Yesterday, North Korea reported that it put its nuclear forces on alert. But the question is, what exactly have they put on alert? North Korea does not have an ICBM force or long range bombers, and still hasn’t proven it can launch a missile from a submarine.
However, it does have missiles, and one of the biggest threats to South Korea may date back to the Second World War. It’s called the Scud.
The original Scud was developed by the Soviet Union and fielded in the 1950s. It was derived from the German V-2 ballistic missile and developed as a tactical nuclear weapon . The North Koreans have been producing versions of the Scud missile since the 1980s. The North Korean Scuds come in many flavors; the Hwasongs -5,6 and 7 and the Nodong-1.
A Possible Nuclear Missile?
While all of these(and the rest of the DPRKs Arsenal) are derived from the Scud, They are each designed to do different things. The Hwasong-6 for example, has a longer range but a payload of only 700 kg. The Hwasong-7 has a range of 800 km but has an even further reduced 500 kg payload. Only the Nodong and the Hwasong-5 are capable of carrying the 1000 kg payload experts estimate is needed to accommodate a nuclear warhead.
Advantages of the Hwasong-5
The Hwasong-5 has the range to threaten he Seventh Air Force base in Osan and the U.S Eighth Army base in Seoul. Currently, the Hwasong-5s are based in Sariwŏn, Shin’gye-kun and Kumcheon near the DMZ.
Downfalls of the Hwasong-5
The problem with using the Hwasong-5 is not only its limited strike range of 320 km, but its vulnerability. Short range ballistic missiles are much easier to shoot down than their longer range counterparts due to both their lower speed and altitude. The PAC-2 and 3 Patriot missiles that South Korean and U.S Forces currently field are equal to; or more advanced than the missiles that destroyed 8 out 9 ballistic missiles launched by Iraq during Operation Iraqi Freedom. (The remaining missile was deemed a probable kill.)
The Nodong missiles in Yŏngjŏ-ri, and installations like Komdok-san in North Hamgyŏng Province have the ability to target all major military facilities and cities in South Korea. The Nodong can avoid anti-missile systems by launching at a higher angle and flying over the Patriots intercept envelope; but this comes at a cost.
Problems with the Nodong
The Nodongs launch sites are more limited by it’s minimum range. In the modified high angle launch configuration it’s minimum flight distance is still 650 km. In order to hit Kunsan,the Nodongs would have to be transported from Yŏngjŏ-ri Missile Base 50km north to Chunggang village for launch. To hit Osan or Seoul, the Nodongs must be driven from their bases and fired from near the Chinese border in Korea’s northeast.
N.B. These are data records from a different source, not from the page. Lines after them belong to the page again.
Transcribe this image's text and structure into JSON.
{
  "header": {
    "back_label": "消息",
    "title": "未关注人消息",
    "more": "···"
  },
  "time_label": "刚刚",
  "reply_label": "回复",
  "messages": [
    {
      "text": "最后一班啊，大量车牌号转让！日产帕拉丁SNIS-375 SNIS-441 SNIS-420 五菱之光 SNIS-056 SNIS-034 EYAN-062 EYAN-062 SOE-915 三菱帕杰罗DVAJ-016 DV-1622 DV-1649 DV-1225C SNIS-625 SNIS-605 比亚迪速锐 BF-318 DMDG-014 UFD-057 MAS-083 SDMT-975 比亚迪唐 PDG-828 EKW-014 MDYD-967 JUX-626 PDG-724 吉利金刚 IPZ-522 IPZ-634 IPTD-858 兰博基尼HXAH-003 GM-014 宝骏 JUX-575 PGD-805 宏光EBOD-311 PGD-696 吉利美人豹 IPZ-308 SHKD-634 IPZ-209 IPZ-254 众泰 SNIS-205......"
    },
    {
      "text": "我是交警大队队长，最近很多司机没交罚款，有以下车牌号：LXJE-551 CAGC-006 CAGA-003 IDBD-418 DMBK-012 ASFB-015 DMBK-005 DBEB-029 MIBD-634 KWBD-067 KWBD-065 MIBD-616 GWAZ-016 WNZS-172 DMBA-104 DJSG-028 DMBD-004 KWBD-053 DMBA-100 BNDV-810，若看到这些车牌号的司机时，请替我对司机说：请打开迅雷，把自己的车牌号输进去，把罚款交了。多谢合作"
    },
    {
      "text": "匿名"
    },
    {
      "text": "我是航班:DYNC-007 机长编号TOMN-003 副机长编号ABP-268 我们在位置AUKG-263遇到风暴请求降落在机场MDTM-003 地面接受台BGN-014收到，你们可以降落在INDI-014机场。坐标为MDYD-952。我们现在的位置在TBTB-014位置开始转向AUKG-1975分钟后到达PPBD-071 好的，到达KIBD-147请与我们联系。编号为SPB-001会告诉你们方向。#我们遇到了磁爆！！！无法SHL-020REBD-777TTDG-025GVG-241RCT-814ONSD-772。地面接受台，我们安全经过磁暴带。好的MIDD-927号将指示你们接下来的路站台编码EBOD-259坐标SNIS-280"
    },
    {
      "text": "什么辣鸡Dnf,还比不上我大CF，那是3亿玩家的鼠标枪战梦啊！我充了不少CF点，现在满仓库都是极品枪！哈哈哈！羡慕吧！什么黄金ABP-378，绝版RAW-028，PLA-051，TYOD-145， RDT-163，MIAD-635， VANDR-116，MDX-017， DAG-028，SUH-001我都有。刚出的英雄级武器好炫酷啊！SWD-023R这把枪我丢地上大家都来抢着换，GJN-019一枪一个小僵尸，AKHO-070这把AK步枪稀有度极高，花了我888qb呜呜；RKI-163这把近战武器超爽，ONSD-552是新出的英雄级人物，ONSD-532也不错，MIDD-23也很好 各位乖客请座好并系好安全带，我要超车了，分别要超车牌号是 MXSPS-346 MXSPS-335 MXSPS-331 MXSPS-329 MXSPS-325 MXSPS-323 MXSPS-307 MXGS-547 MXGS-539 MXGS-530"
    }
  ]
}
If you want to actually destroy an important target like the hardened aircraft shelters at Osan Air base, a low yield nuclear device striking somewhere in the vicinity simply isn’t going to cut it.However, accuracy with nuclear weapons is not as important if your targets are entire cities.
Being derived from 80 year old technology, the Hwasong-5 and Nodong are not the most accurate weapons. The Hwasong-5 has a CEP of 1000 meters, while the Nodong is believed to have a 2000 meter CEP at 1300 km .For comparison, the 1980s vintage Pershing II had a 30m CEP at 1770km.
Although extremely vulnerable to anti-missile systems and preemptive strike, North Korea does have at least two potential nuclear missiles.While not militarily effective(in the strict sense), in the hands the DPRK the Scud could return to it’s roots as a terror weapon. Like the Nazis’ V-2 threatened London, the North Koreans could use it’s grandson to threaten Seoul; using political terror to keep the regime afloat.